The kind of change the world needs is not a straight or easy path
I am a millennial by birth, but my business training has been old school. Much to the dismay of my student loans, the merits of a good handshake seemed to be half the curriculum at the McCombs School of Business. As a dealmaker, meeting face-to-face and perhaps sharing a meal made all the difference in progressing conversations. The result: I fly too much. A few years ago I tried to quantify my carbon footprint. ( I recommend footprintcalculator.org as a starting place). I avoid shopping whenever possible and have always lived about 5 minutes from everywhere I’ve worked, so I expected my footprint to be pretty reasonable.
Turns out, flying is one of the worst activities I could be doing from an emissions perspective, and it made up the vast majority of my footprint. In fact, the global aviation industry makes up roughly 2% of all human-induced carbon dioxide emissions.1 Like every other millennial (as seen on every dating profile!), one of my favorite hobbies was compounding the issue: travel. My lifestyle was not climate-friendly.
As we rebuild our way of life with the true cost of externalities in consideration—perhaps for the first time—expect contradictions and hypocrisy. Perhaps, go easy on that celebrity flying private on his way to a “save the turtles” benefit or your friend celebrating an anniversary with a steak dinner. The kind of change that the world needs is not a straight and easy path, and if we truly understand that, we can approach both the problems and solutions with compassion.

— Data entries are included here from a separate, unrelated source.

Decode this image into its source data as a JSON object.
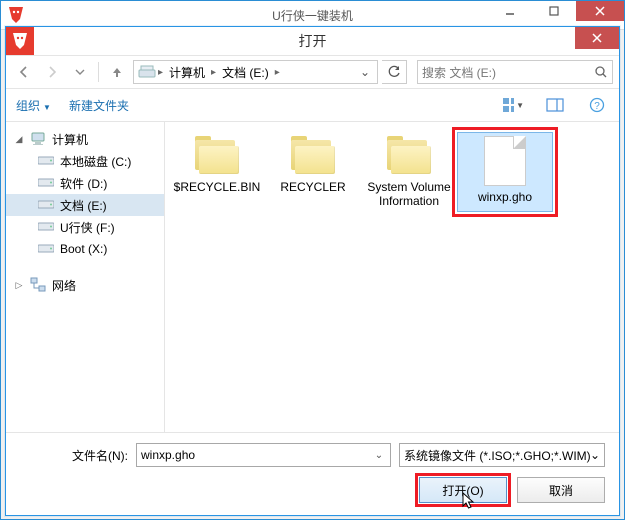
{
  "parent": {
    "title": "U行侠一键装机"
  },
  "dialog": {
    "title": "打开"
  },
  "breadcrumb": {
    "seg1": "计算机",
    "seg2": "文档 (E:)"
  },
  "search": {
    "placeholder": "搜索 文档 (E:)"
  },
  "toolbar": {
    "organize": "组织",
    "newfolder": "新建文件夹"
  },
  "sidebar": {
    "computer": "计算机",
    "drives": {
      "c": "本地磁盘 (C:)",
      "d": "软件 (D:)",
      "e": "文档 (E:)",
      "f": "U行侠 (F:)",
      "x": "Boot (X:)"
    },
    "network": "网络"
  },
  "files": {
    "f0": "$RECYCLE.BIN",
    "f1": "RECYCLER",
    "f2": "System Volume Information",
    "f3": "winxp.gho"
  },
  "bottom": {
    "filename_label": "文件名(N):",
    "filename_value": "winxp.gho",
    "filetype": "系统镜像文件 (*.ISO;*.GHO;*.WIM)",
    "open": "打开(O)",
    "cancel": "取消"
  }
}
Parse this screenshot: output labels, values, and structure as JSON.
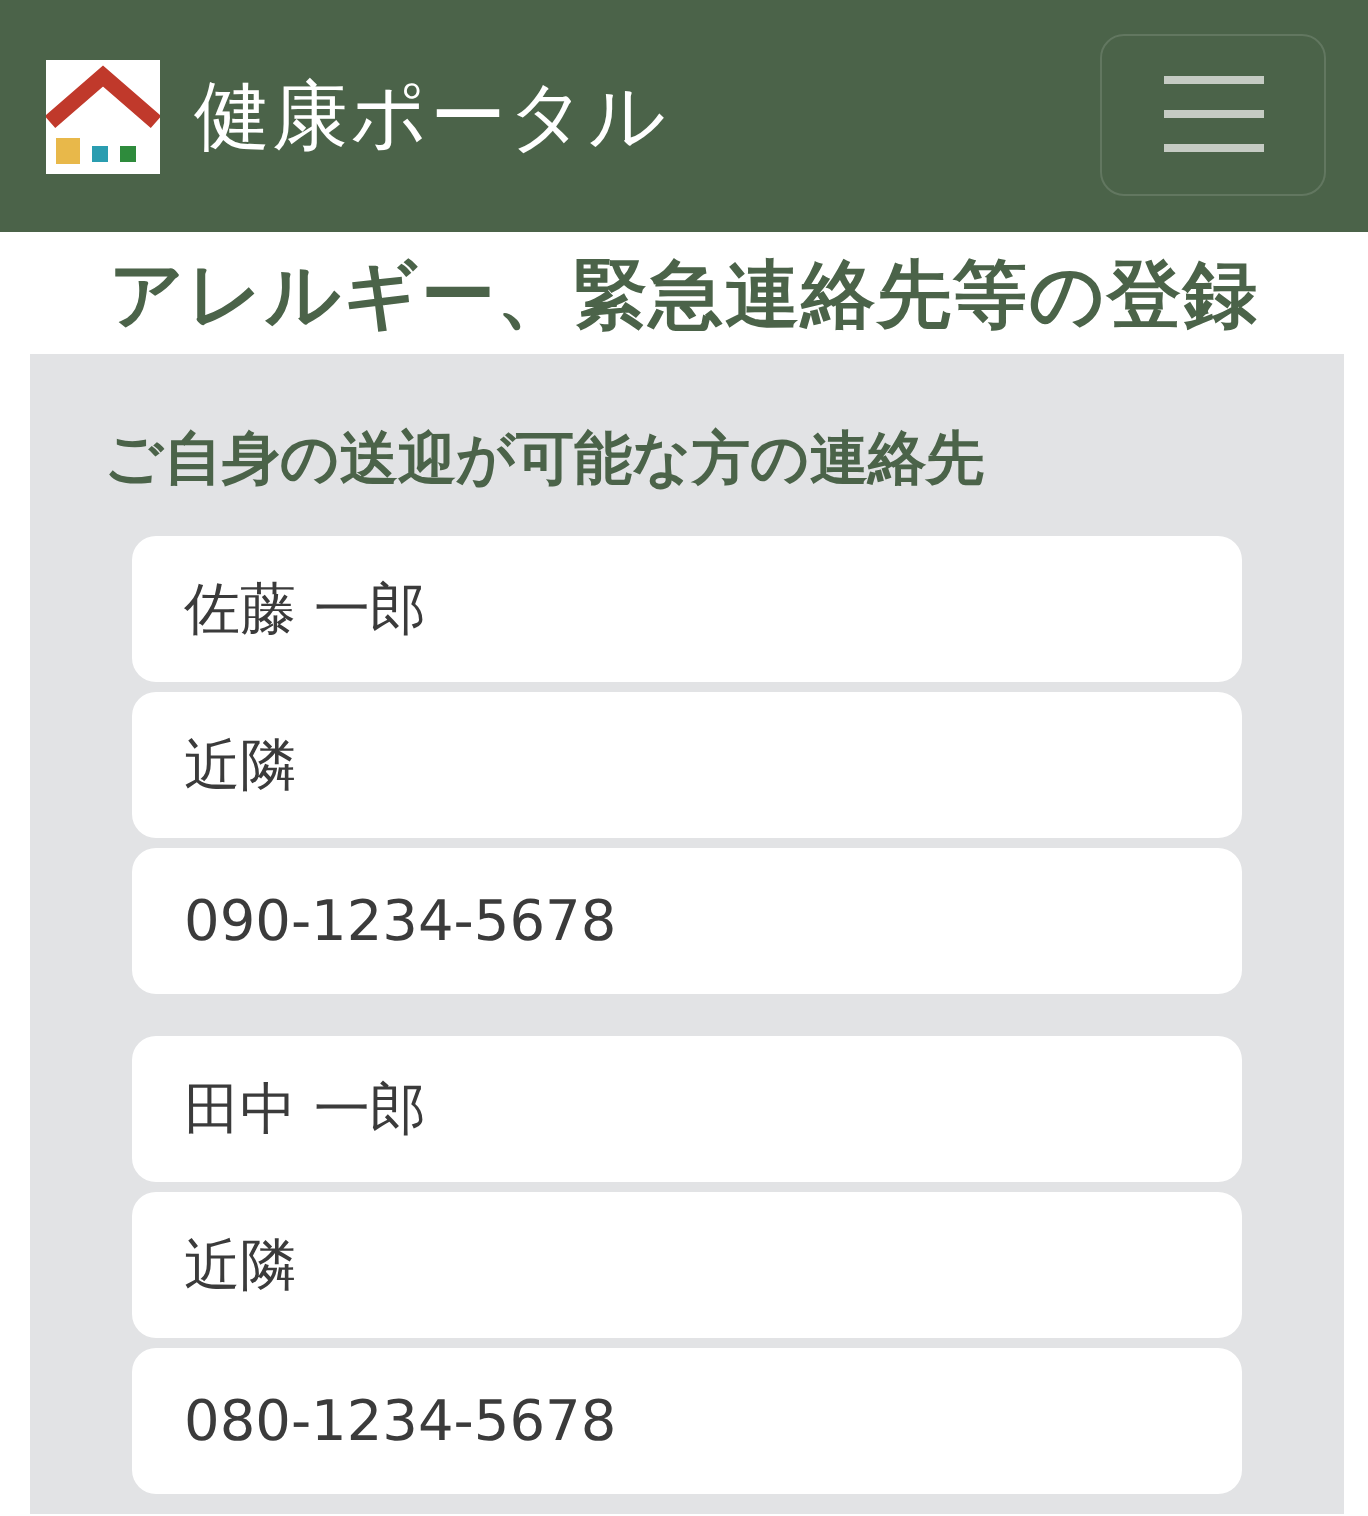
{
  "header": {
    "brand": "健康ポータル"
  },
  "page_title": "アレルギー、緊急連絡先等の登録",
  "section": {
    "heading": "ご自身の送迎が可能な方の連絡先",
    "contacts": [
      {
        "name": "佐藤 一郎",
        "relationship": "近隣",
        "phone": "090-1234-5678"
      },
      {
        "name": "田中 一郎",
        "relationship": "近隣",
        "phone": "080-1234-5678"
      }
    ]
  }
}
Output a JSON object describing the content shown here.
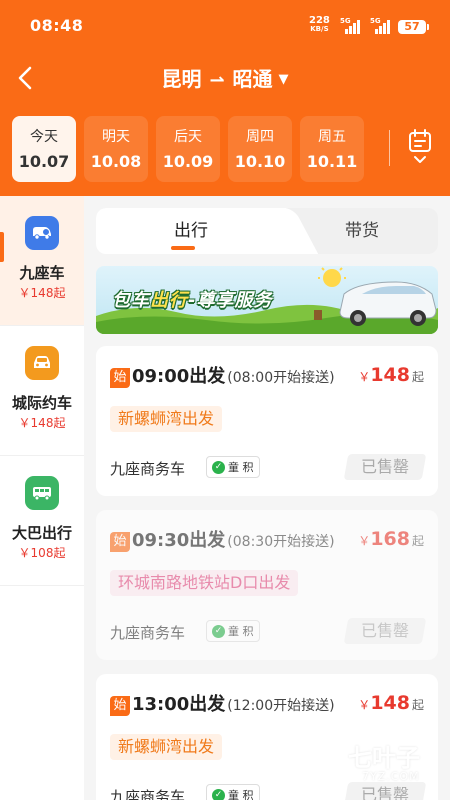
{
  "status_bar": {
    "time": "08:48",
    "net_speed": "228",
    "net_unit": "KB/S",
    "signal_1": "5G",
    "signal_2": "5G",
    "battery": "57"
  },
  "header": {
    "from_city": "昆明",
    "to_city": "昭通",
    "route_arrow": "⇀",
    "background_color": "#fa6b16"
  },
  "dates": [
    {
      "label": "今天",
      "date": "10.07",
      "active": true
    },
    {
      "label": "明天",
      "date": "10.08",
      "active": false
    },
    {
      "label": "后天",
      "date": "10.09",
      "active": false
    },
    {
      "label": "周四",
      "date": "10.10",
      "active": false
    },
    {
      "label": "周五",
      "date": "10.11",
      "active": false
    }
  ],
  "sidebar": {
    "items": [
      {
        "name": "九座车",
        "price": "￥148起",
        "icon": "van-icon",
        "color": "#3f7be8",
        "active": true
      },
      {
        "name": "城际约车",
        "price": "￥148起",
        "icon": "car-icon",
        "color": "#f39a1e",
        "active": false
      },
      {
        "name": "大巴出行",
        "price": "￥108起",
        "icon": "bus-icon",
        "color": "#3bb565",
        "active": false
      }
    ]
  },
  "tabs": {
    "travel": "出行",
    "goods": "带货"
  },
  "banner": {
    "text_part1": "包车",
    "text_part2": "出行",
    "text_part3": "-尊享服务"
  },
  "trips": [
    {
      "start_badge": "始",
      "departure": "09:00出发",
      "pickup": "(08:00开始接送)",
      "yen": "￥",
      "price": "148",
      "price_unit": "起",
      "station": "新螺蛳湾出发",
      "station_style": "orange",
      "vehicle": "九座商务车",
      "tags": "童 积",
      "status": "已售罄",
      "dim": false
    },
    {
      "start_badge": "始",
      "departure": "09:30出发",
      "pickup": "(08:30开始接送)",
      "yen": "￥",
      "price": "168",
      "price_unit": "起",
      "station": "环城南路地铁站D口出发",
      "station_style": "pink",
      "vehicle": "九座商务车",
      "tags": "童 积",
      "status": "已售罄",
      "dim": true
    },
    {
      "start_badge": "始",
      "departure": "13:00出发",
      "pickup": "(12:00开始接送)",
      "yen": "￥",
      "price": "148",
      "price_unit": "起",
      "station": "新螺蛳湾出发",
      "station_style": "orange",
      "vehicle": "九座商务车",
      "tags": "童 积",
      "status": "已售罄",
      "dim": false
    }
  ],
  "watermark": {
    "text": "七叶子",
    "url": "7YZ.COM"
  }
}
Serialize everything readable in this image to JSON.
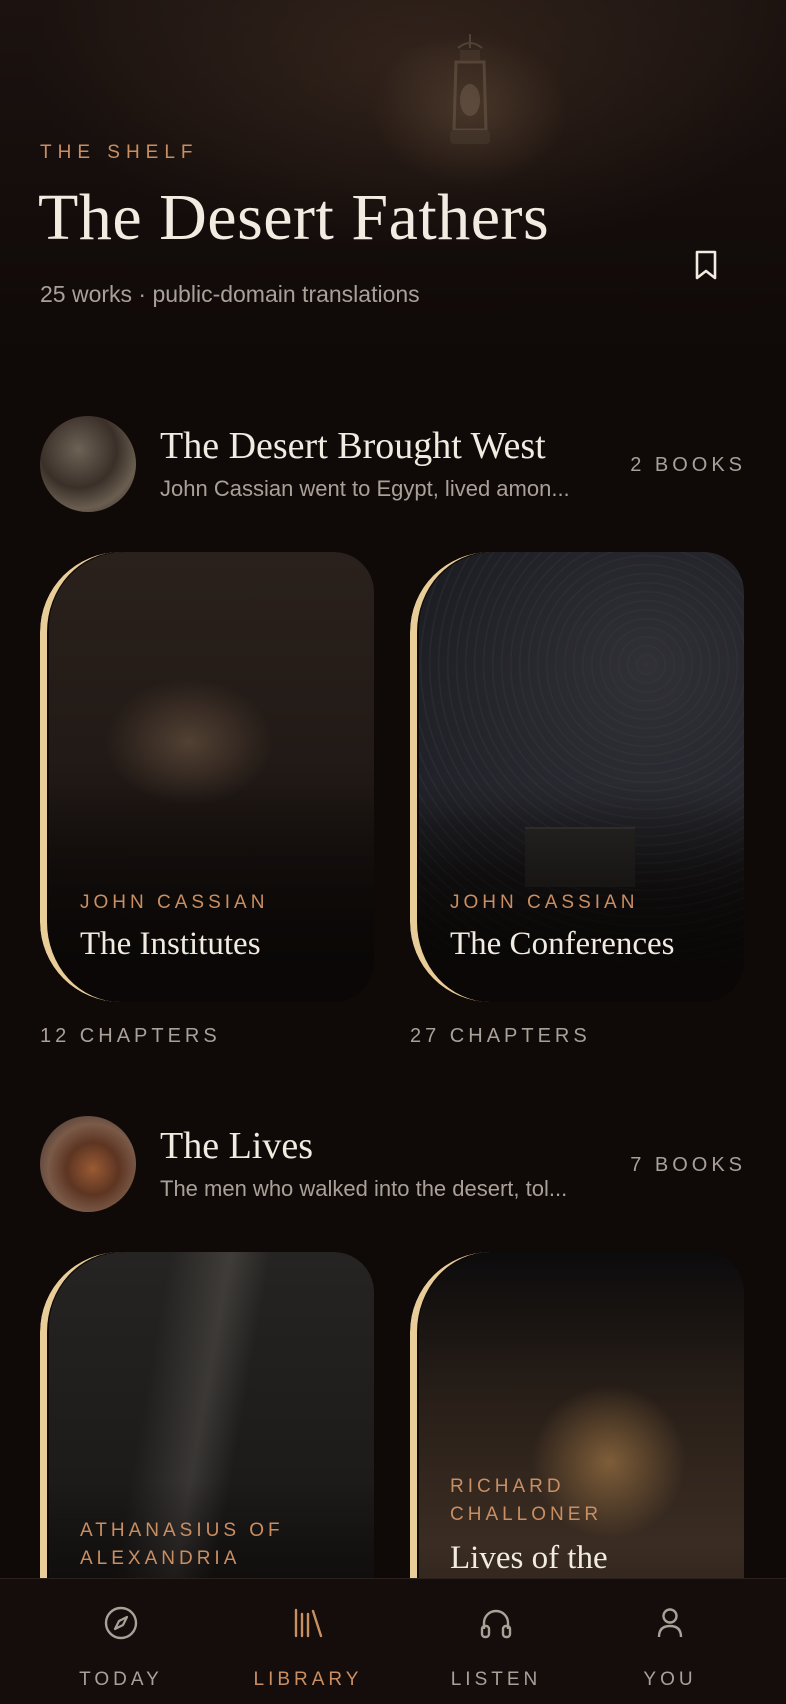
{
  "header": {
    "eyebrow": "THE SHELF",
    "title": "The Desert Fathers",
    "subtitle": "25 works · public-domain translations",
    "bookmark_icon": "bookmark-icon"
  },
  "sections": [
    {
      "title": "The Desert Brought West",
      "description": "John Cassian went to Egypt, lived amon...",
      "count": "2 BOOKS",
      "books": [
        {
          "author": "JOHN CASSIAN",
          "title": "The Institutes",
          "meta": "12 CHAPTERS"
        },
        {
          "author": "JOHN CASSIAN",
          "title": "The Conferences",
          "meta": "27 CHAPTERS"
        }
      ]
    },
    {
      "title": "The Lives",
      "description": "The men who walked into the desert, tol...",
      "count": "7 BOOKS",
      "books": [
        {
          "author_line1": "ATHANASIUS OF",
          "author_line2": "ALEXANDRIA"
        },
        {
          "author_line1": "RICHARD",
          "author_line2": "CHALLONER",
          "title": "Lives of the"
        }
      ]
    }
  ],
  "nav": {
    "items": [
      {
        "label": "TODAY",
        "icon": "compass-icon",
        "active": false
      },
      {
        "label": "LIBRARY",
        "icon": "library-icon",
        "active": true
      },
      {
        "label": "LISTEN",
        "icon": "headphones-icon",
        "active": false
      },
      {
        "label": "YOU",
        "icon": "user-icon",
        "active": false
      }
    ]
  },
  "colors": {
    "background": "#0f0908",
    "accent": "#c98e62",
    "card_edge": "#e9cd98",
    "text_primary": "#f1ebe2",
    "text_muted": "#a9a098"
  }
}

Tri is the founder and President of CarbonBetter. He expanded his energy business beyond logistics to help tackle climate change from the inside. When he’s not helping his team support energy and decarbonization clients, you can find him spending time with his family. Connect with Tri on LinkedIn and subscribe below to be notified about new stories.